- Increasing awareness in both types of organisation through education
- Within universities, this will include awareness of what is needed for successful translation, and within Catapults, education on how to work with universities, thereby creating a deeper understanding and trust between the two groups.
- Capturing and sharing of best practice in translation
- This would involve a deliberate activity to capture, retain and share knowledge gained from successful translation projects, benefitting all future projects.
- Recognition of the financial support required for a successful translation project
- Such projects involve assets, equipment and dedicated teams, the cost of which is often underestimated by universities. Funding is needed to support translation projects.
Funding for translation would involve investment in ‘translation professionals’ who would facilitate the steps outlined above. Included in this would be ‘translation managers’ and ‘translation project scientists’. The former would play a role in awareness and education at both sides of the bridge, with the ability to move across as required, ensuring both organisations are working to the same expectations. The latter would be involved in conducting additional testing and increasing understanding during the scale up process, ensuring discoveries are innovation-ready. This people-based system would support communication and feedback, allowing universities and Catapults to gain better understanding of each other and enhancing future projects.
Targeted funding to drive UK innovation
A crucial aspect to consider when directing investment for translation is identifying which areas should be prioritised to provide the best return on investment. Universities that don’t already have connections with Catapult centres offer the greatest potential for improvement. Building bridges between organisations that aren’t already linked should therefore be the focus of initial funding efforts, providing the greatest increase in technology progression.

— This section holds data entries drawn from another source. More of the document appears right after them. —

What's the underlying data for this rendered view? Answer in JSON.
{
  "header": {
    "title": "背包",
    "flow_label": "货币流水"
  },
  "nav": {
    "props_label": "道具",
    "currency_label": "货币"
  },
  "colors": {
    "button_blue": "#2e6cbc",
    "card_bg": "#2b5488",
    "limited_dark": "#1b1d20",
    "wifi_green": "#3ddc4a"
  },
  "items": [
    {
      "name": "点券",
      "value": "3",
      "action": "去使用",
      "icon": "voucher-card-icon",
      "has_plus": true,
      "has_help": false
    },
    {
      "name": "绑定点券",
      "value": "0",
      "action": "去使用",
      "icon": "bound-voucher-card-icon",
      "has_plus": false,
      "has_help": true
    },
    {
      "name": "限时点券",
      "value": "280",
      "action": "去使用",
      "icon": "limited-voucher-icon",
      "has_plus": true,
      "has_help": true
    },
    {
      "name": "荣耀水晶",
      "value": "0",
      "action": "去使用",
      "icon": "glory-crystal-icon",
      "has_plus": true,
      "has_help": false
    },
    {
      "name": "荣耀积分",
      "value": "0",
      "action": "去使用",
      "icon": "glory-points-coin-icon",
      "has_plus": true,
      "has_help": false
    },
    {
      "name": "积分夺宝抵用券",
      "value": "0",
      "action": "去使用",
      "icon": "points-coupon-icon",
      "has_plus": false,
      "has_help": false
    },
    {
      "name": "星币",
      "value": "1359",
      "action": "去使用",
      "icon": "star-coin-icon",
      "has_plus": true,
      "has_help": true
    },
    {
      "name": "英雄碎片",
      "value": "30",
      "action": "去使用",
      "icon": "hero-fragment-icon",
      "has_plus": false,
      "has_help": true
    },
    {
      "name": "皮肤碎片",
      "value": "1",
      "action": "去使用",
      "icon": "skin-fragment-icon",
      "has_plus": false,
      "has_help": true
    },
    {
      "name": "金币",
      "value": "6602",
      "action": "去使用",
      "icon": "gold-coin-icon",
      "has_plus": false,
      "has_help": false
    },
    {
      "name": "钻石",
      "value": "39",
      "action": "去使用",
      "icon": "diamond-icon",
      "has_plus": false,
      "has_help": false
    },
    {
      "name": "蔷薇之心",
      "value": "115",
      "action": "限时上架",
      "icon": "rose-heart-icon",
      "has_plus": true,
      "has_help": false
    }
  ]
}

It is clear that tackling the translation challenge will initially require increased investment into the technology pipeline. If this funding can be used to build a successful bridge between academia and the Catapults, it will ultimately improve the efficiency of UK research and development and allow more discoveries to progress to commercialisation. This would increase return on investment for government research and development funding, boosting UK industry and driving a virtuous cycle of increased funding providing increased returns.